 To ensure the design is robust against errors, it may be beneficial to add an offset between the error amplifier (I1) reference and the linear regulator to ensure the switching regulator provides enough current for all cases. Other techniques may also be used to ensure the switching regulator provides enough current to the linear regulator, such as multiplexing the error amplifier feedback from the current sense amplifier (I4) to a resistor divider monitoring the output voltage to regulator VOUT at a level just above the regulation point.
 All references cited herein are hereby incorporated herein by reference in their entirety.
 Having described preferred embodiments, it will now become apparent to one of ordinary skill in the art that other embodiments incorporating their concepts may be used. It will be appreciated that the proposed ramp control circuitry and techniques can be applied any linear or switching regulator topology including but not limited to Buck, Boost, Buck-Boost, SEPIC, C k, half-bridge, full bridge, and linear regulators. Furthermore the described circuitry and techniques are not limited to mixed signal systems but can be applied using digital, analog, or software methods, such as a digital to analog converter or charge pump to replace the current sources and external capacitor on the IREF pin. The rate of the IREF pin could be defined by other parameters such as input voltage, output voltage, light intensity, or any other fixed or variable parameter. The ramp up and down characteristic does not need to be linear; for example, it can have an exponential characteristic or even a discontinuity in the shape if desired. The described circuitry and techniques can be implemented with any control loop including current mode control (as discussed and illustrated), voltage mode control, constant on time control, constant off time control, or any over analog and/or digital control scheme. In addition, the proposed circuitry and techniques are not limited to application in regulators that regulate current, and can be applied to regulators that instead regulate voltage, power, or other parameter.

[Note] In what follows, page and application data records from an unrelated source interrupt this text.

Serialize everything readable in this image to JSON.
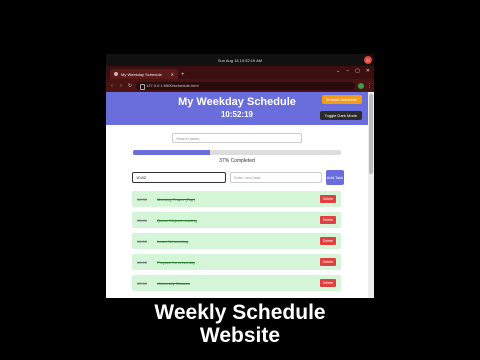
{
  "os_bar": {
    "datetime": "Sun Aug 18  10:52:19 AM",
    "power_icon": "power-icon"
  },
  "browser": {
    "tab_title": "My Weekday Schedule",
    "new_tab": "+",
    "window_controls": [
      "⌄",
      "–",
      "▢",
      "✕"
    ],
    "nav": [
      "‹",
      "›",
      "↻"
    ],
    "url": "127.0.0.1:5500/schedule.html",
    "menu": "⋮"
  },
  "app": {
    "title": "My Weekday Schedule",
    "clock": "10:52:19",
    "default_button": "Default Schedule",
    "dark_button": "Toggle Dark Mode",
    "search_placeholder": "Search tasks...",
    "progress": {
      "percent": 37,
      "text": "37% Completed",
      "color": "#6a6ddc"
    },
    "time_value": "10:52",
    "task_placeholder": "Enter new task",
    "add_button": "Add Task",
    "tasks": [
      {
        "time": "06:30",
        "name": "Morning Prayer (Fajr)",
        "delete": "Delete"
      },
      {
        "time": "06:40",
        "name": "Quran Mojood reading",
        "delete": "Delete"
      },
      {
        "time": "06:50",
        "name": "Learn Networking",
        "delete": "Delete"
      },
      {
        "time": "08:00",
        "name": "Prepare for university",
        "delete": "Delete"
      },
      {
        "time": "08:30",
        "name": "University Classes",
        "delete": "Delete"
      }
    ]
  },
  "caption": {
    "line1": "Weekly Schedule",
    "line2": "Website"
  }
}
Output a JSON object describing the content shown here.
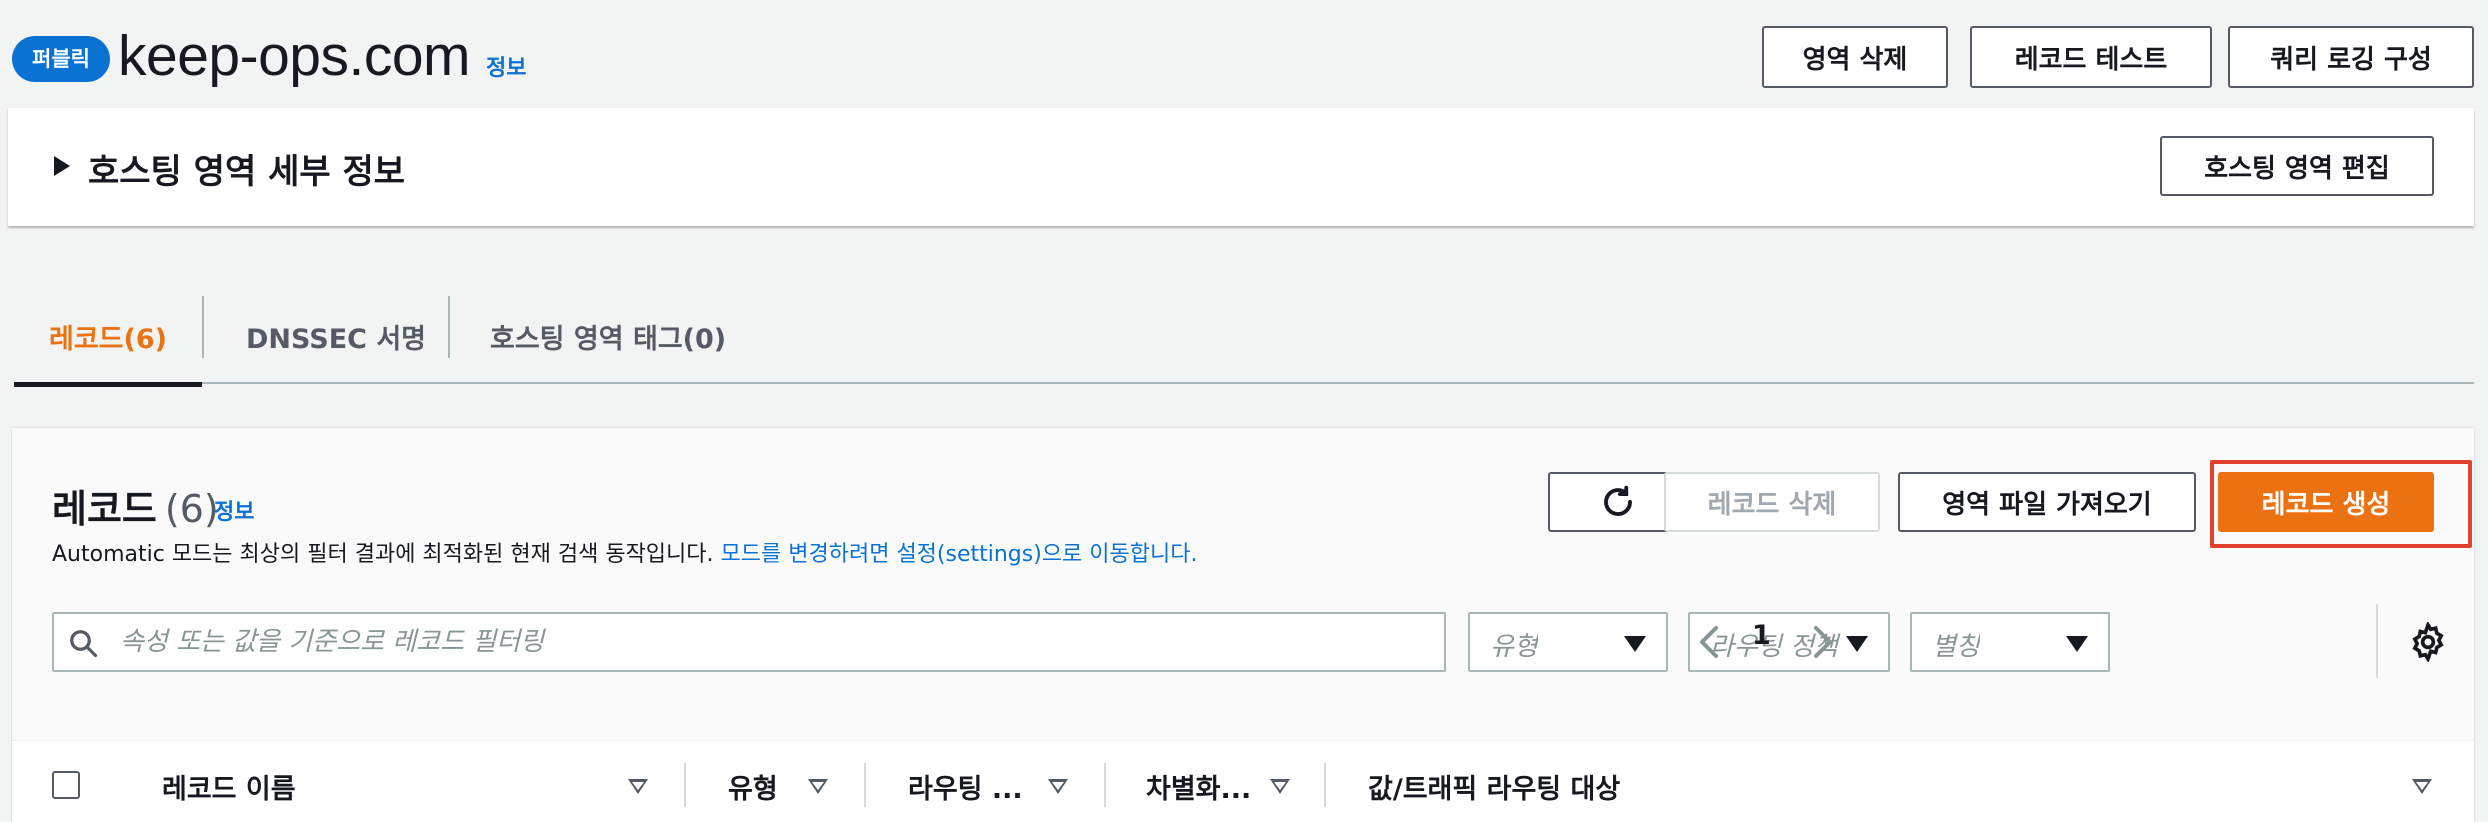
{
  "header": {
    "badge": "퍼블릭",
    "zone_name": "keep-ops.com",
    "info_link": "정보",
    "buttons": {
      "delete_zone": "영역 삭제",
      "test_record": "레코드 테스트",
      "query_logging": "쿼리 로깅 구성"
    }
  },
  "details": {
    "title": "호스팅 영역 세부 정보",
    "edit_button": "호스팅 영역 편집"
  },
  "tabs": [
    {
      "label": "레코드(6)",
      "active": true
    },
    {
      "label": "DNSSEC 서명",
      "active": false
    },
    {
      "label": "호스팅 영역 태그(0)",
      "active": false
    }
  ],
  "records": {
    "title": "레코드",
    "count": "(6)",
    "info_link": "정보",
    "description": "Automatic 모드는 최상의 필터 결과에 최적화된 현재 검색 동작입니다.",
    "description_link": "모드를 변경하려면 설정(settings)으로 이동합니다.",
    "buttons": {
      "delete_record": "레코드 삭제",
      "import_zone_file": "영역 파일 가져오기",
      "create_record": "레코드 생성"
    },
    "search_placeholder": "속성 또는 값을 기준으로 레코드 필터링",
    "filters": {
      "type": "유형",
      "routing_policy": "라우팅 정책",
      "alias": "별칭"
    },
    "pagination": {
      "current_page": "1"
    },
    "columns": [
      "레코드 이름",
      "유형",
      "라우팅 ...",
      "차별화...",
      "값/트래픽 라우팅 대상"
    ]
  },
  "colors": {
    "accent_orange": "#ec7211",
    "link_blue": "#0972d3",
    "highlight_red": "#e2412d"
  }
}
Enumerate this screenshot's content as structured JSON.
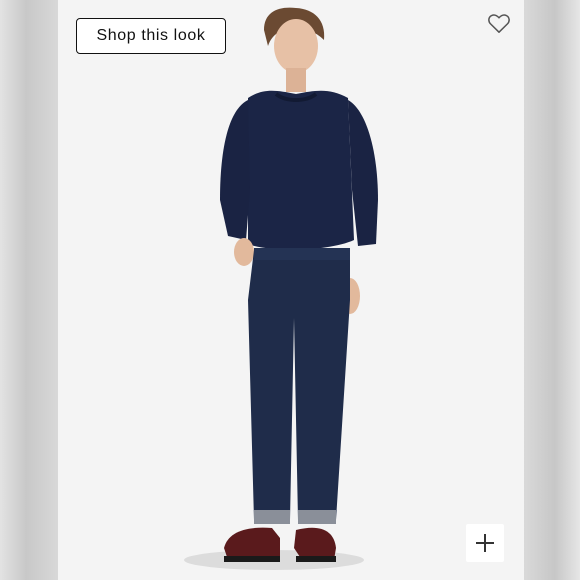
{
  "shop_look": {
    "label": "Shop this look"
  },
  "icons": {
    "favorite": "heart-icon",
    "expand": "plus-icon"
  },
  "colors": {
    "background": "#f4f4f4",
    "sweater": "#1b2546",
    "jeans": "#1f2c4a",
    "shoes": "#5a1a1c",
    "button_border": "#111111"
  }
}
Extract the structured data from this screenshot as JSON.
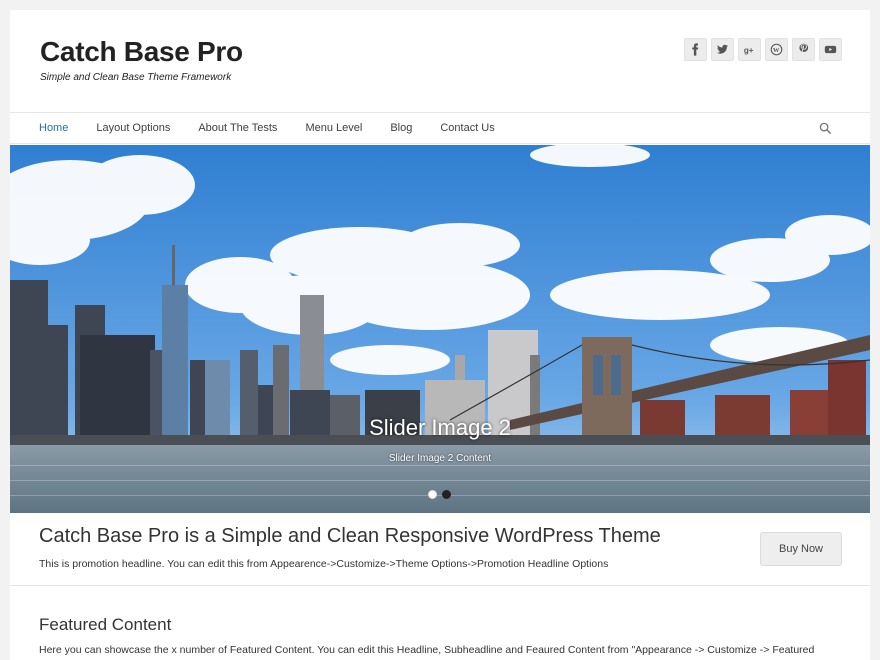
{
  "header": {
    "site_title": "Catch Base Pro",
    "site_description": "Simple and Clean Base Theme Framework",
    "social_icons": [
      "facebook-icon",
      "twitter-icon",
      "googleplus-icon",
      "wordpress-icon",
      "pinterest-icon",
      "youtube-icon"
    ]
  },
  "nav": {
    "items": [
      {
        "label": "Home",
        "active": true
      },
      {
        "label": "Layout Options"
      },
      {
        "label": "About The Tests"
      },
      {
        "label": "Menu Level"
      },
      {
        "label": "Blog"
      },
      {
        "label": "Contact Us"
      }
    ],
    "search_icon": "search-icon"
  },
  "slider": {
    "title": "Slider Image 2",
    "content": "Slider Image 2 Content",
    "slide_count": 2,
    "active_slide": 2
  },
  "promotion": {
    "headline": "Catch Base Pro is a Simple and Clean Responsive WordPress Theme",
    "subheadline": "This is promotion headline. You can edit this from Appearence->Customize->Theme Options->Promotion Headline Options",
    "button_label": "Buy Now"
  },
  "featured": {
    "title": "Featured Content",
    "description": "Here you can showcase the x number of Featured Content. You can edit this Headline, Subheadline and Feaured Content from \"Appearance -> Customize -> Featured"
  },
  "colors": {
    "accent": "#21759b",
    "sky": "#3f8ad6",
    "water": "#6d8596"
  }
}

Furthermore, it will be appreciated that a regulator of the type described herein may operate in different dimming modes in conjunction and/or in addition to the dimming described herein that utilizes the ramp control feature.
 It is felt therefore that these embodiments should not be limited to disclosed embodiments, but rather should be limited only by the spirit and scope of the appended claims
Patent applications by Joshua Wibben, New Brighton, MN US
Patent applications by Kurt Kimber, Minneapolis, MN US
Patent applications by Allegro Microsystems, LLC
Patent applications in class With ramp generator or controlled capacitor charging
Patent applications in all subclasses With ramp generator or controlled capacitor charging